One of the main themes is the blurry line between what is real and what is fiction. For example, the main character here, Dupris, is really Poe. And of course, the author, Avi, is pretending to be Poe pretending to be Dupris. Avi takes many actual incidents from Poe's own life to add texture and reality to his fictional tale of the author, further making "what is/isn't real" harder to discern. (A section at the back of the book about the actual incidents of Poe's life might help you determine where the "facts" are.)
Another theme is that of fraternal twins, two sides of the same person, as it were, for example, in "The Fall of the House of Usher" and here in the characters of Edmund and his sister.

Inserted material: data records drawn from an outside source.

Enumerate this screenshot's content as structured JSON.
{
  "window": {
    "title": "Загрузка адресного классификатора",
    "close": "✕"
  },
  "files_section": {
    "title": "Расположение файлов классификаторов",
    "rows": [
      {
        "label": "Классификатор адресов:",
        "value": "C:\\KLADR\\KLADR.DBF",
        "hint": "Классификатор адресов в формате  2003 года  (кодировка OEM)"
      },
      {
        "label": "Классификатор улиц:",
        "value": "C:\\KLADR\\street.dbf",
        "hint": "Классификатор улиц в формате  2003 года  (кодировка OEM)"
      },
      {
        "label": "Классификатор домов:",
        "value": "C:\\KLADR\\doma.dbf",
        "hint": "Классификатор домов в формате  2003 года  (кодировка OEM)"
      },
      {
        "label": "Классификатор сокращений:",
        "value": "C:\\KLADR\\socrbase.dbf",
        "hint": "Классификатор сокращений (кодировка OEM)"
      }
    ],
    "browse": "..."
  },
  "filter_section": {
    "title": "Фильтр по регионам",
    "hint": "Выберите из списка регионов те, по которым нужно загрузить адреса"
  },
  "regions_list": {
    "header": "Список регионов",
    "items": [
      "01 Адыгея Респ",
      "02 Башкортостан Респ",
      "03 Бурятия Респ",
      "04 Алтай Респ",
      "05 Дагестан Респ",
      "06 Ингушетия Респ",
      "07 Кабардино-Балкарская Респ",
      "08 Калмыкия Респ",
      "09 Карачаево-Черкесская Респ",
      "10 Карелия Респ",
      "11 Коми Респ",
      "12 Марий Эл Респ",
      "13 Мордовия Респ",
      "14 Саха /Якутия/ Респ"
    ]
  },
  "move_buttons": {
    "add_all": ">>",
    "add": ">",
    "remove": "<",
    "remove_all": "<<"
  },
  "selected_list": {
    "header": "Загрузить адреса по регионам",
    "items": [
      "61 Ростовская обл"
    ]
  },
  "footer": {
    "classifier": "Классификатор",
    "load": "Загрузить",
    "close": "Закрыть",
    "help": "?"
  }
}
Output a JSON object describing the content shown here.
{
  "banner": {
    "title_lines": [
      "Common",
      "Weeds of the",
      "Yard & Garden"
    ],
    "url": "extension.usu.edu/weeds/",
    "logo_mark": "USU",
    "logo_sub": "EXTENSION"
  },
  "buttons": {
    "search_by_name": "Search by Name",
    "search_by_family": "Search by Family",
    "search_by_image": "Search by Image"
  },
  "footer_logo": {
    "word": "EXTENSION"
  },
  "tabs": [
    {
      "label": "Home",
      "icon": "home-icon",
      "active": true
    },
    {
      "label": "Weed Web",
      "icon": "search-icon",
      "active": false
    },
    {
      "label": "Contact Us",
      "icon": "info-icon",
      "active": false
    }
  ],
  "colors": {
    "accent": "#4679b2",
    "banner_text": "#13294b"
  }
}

Both Avi and Poe seem to be saying that we have both a masculine and a feminine side of our personalities that have to be recognized and dealt with to avoid disaster.